An attorney can provide valuable guidance through any curatorship or conservatorship issues, as well as throughout the legal process. Attorneys can also help ensure that all necessary documents are prepared correctly and assist in meeting the legal requirements.
Given the intricacies of these proceedings and the potential impact on the individual's rights and well-being, having legal help can significantly improve the chances of a successful curatorship appointment.
In Louisiana, having Power of Attorney (POA) does not necessarily eliminate the need for a guardian.
While a Power of Attorney allows someone to make legal and financial decisions on behalf of another person, it is limited to the scope of authority granted within the POA document. Guardianship, on the other hand, is typically sought when someone is deemed legally incapacitated, often involving broader aspects of their life, such as personal care and medical decisions.
Whether or not a guardian is required depends on the specific circumstances, the extent of the individual's incapacity, and the terms of the POA. It's advisable to seek legal help from an attorney with experience in this area of law to determine the best course of action in each unique situation.
Call the North LA Guardianship and Conservatorship Lawyers at The Law Offices of Michael J. Vergis Today
At the Law Offices of Michael J. Vergis, we are dedicated attorneys serving North Louisiana who specialize in elder law and family law. With a strong commitment to advocating for the rights and well-being of individuals needing protection, we provide expert legal guidance and representation.
Whether it’s navigating the complexities of guardianship, conservatorship, or other related legal issues, our law firm is well-equipped to assist clients in the North Louisiana region.

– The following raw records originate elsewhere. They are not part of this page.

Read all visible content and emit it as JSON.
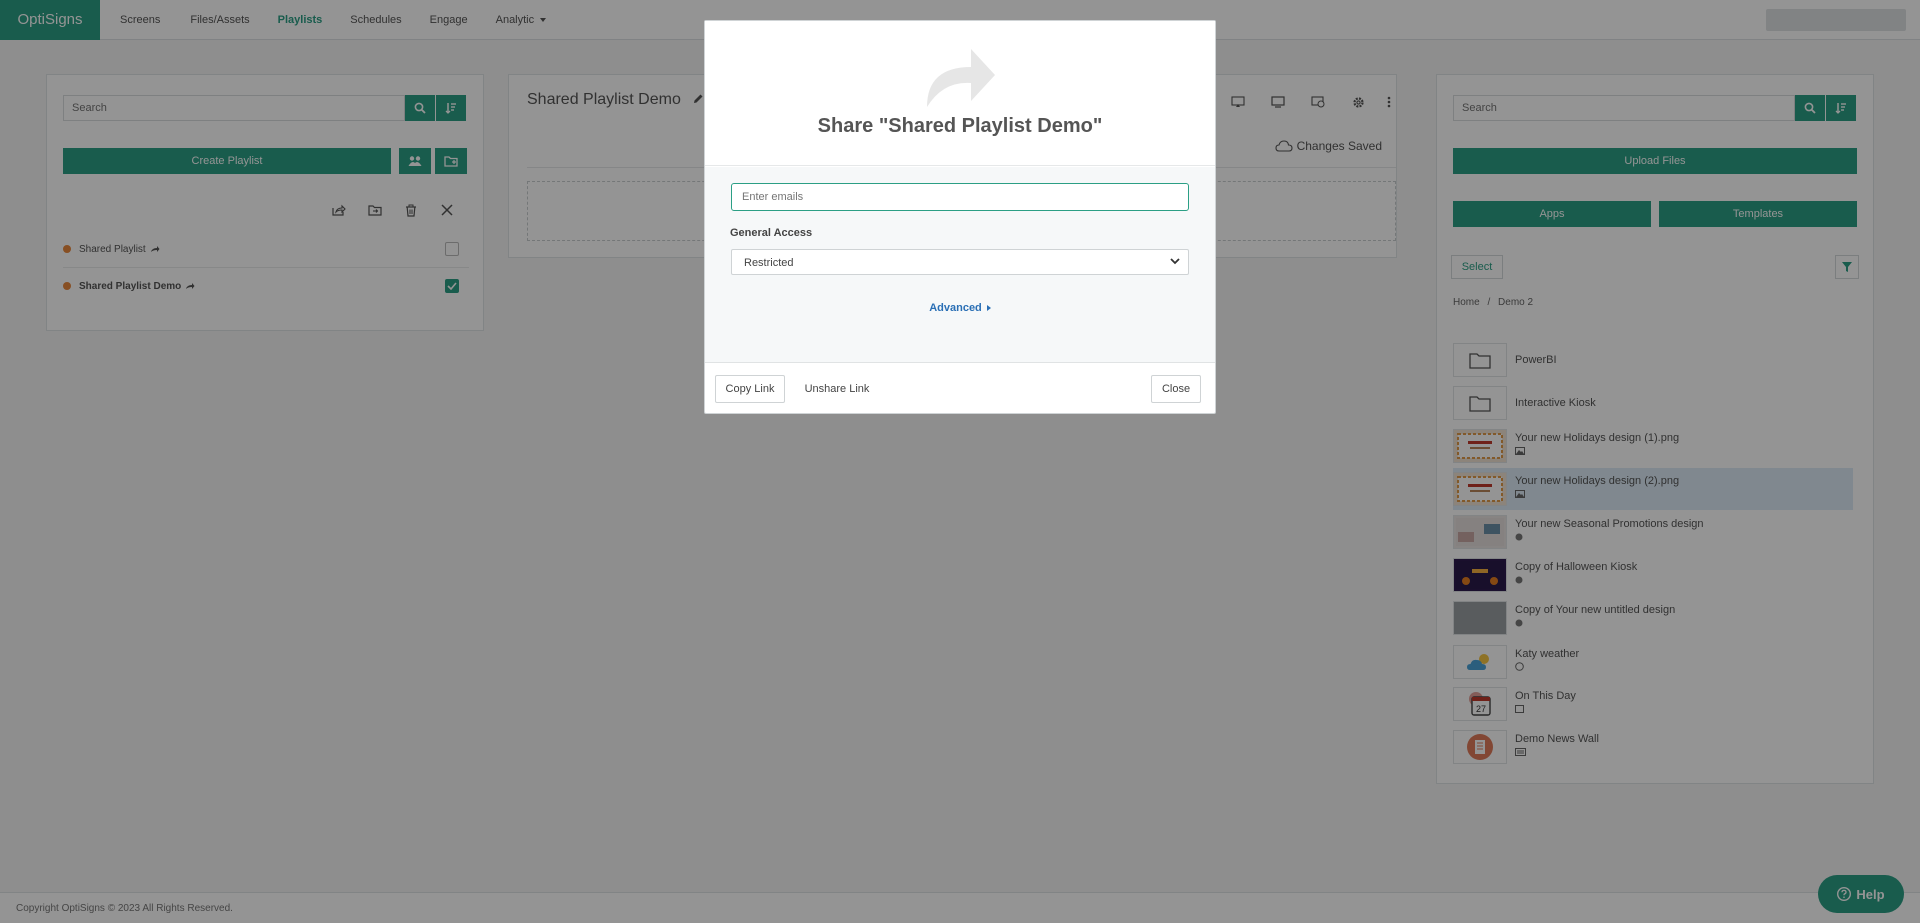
{
  "nav": {
    "brand": "OptiSigns",
    "items": [
      {
        "label": "Screens"
      },
      {
        "label": "Files/Assets"
      },
      {
        "label": "Playlists"
      },
      {
        "label": "Schedules"
      },
      {
        "label": "Engage"
      },
      {
        "label": "Analytic"
      }
    ],
    "active": "Playlists"
  },
  "left": {
    "search_placeholder": "Search",
    "create_label": "Create Playlist",
    "playlists": [
      {
        "name": "Shared Playlist",
        "checked": false
      },
      {
        "name": "Shared Playlist Demo",
        "checked": true
      }
    ]
  },
  "mid": {
    "title": "Shared Playlist Demo",
    "status": "Changes Saved"
  },
  "right": {
    "search_placeholder": "Search",
    "upload_label": "Upload Files",
    "apps_label": "Apps",
    "templates_label": "Templates",
    "select_label": "Select",
    "breadcrumb_home": "Home",
    "breadcrumb_sep": "/",
    "breadcrumb_current": "Demo 2",
    "assets": [
      {
        "name": "PowerBI",
        "icon": "folder-icon"
      },
      {
        "name": "Interactive Kiosk",
        "icon": "folder-icon"
      },
      {
        "name": "Your new Holidays design (1).png",
        "icon": "image-icon"
      },
      {
        "name": "Your new Holidays design (2).png",
        "icon": "image-icon",
        "selected": true
      },
      {
        "name": "Your new Seasonal Promotions design",
        "icon": "design-icon"
      },
      {
        "name": "Copy of Halloween Kiosk",
        "icon": "design-icon"
      },
      {
        "name": "Copy of Your new untitled design",
        "icon": "design-icon"
      },
      {
        "name": "Katy weather",
        "icon": "weather-icon"
      },
      {
        "name": "On This Day",
        "icon": "calendar-icon",
        "thumb_text": "27"
      },
      {
        "name": "Demo News Wall",
        "icon": "news-icon"
      }
    ]
  },
  "modal": {
    "title": "Share \"Shared Playlist Demo\"",
    "email_placeholder": "Enter emails",
    "general_access_label": "General Access",
    "general_access_value": "Restricted",
    "advanced_label": "Advanced",
    "copy_link": "Copy Link",
    "unshare_link": "Unshare Link",
    "close": "Close"
  },
  "footer": {
    "copyright": "Copyright OptiSigns © 2023 All Rights Reserved."
  },
  "help_label": "Help",
  "colors": {
    "accent": "#2b9f85",
    "link": "#2a6fb5",
    "dot": "#e9883d"
  }
}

We encourage you to give us a call at (318) 698-3724 to get in touch with an experienced Bossier City family lawyer at our firm.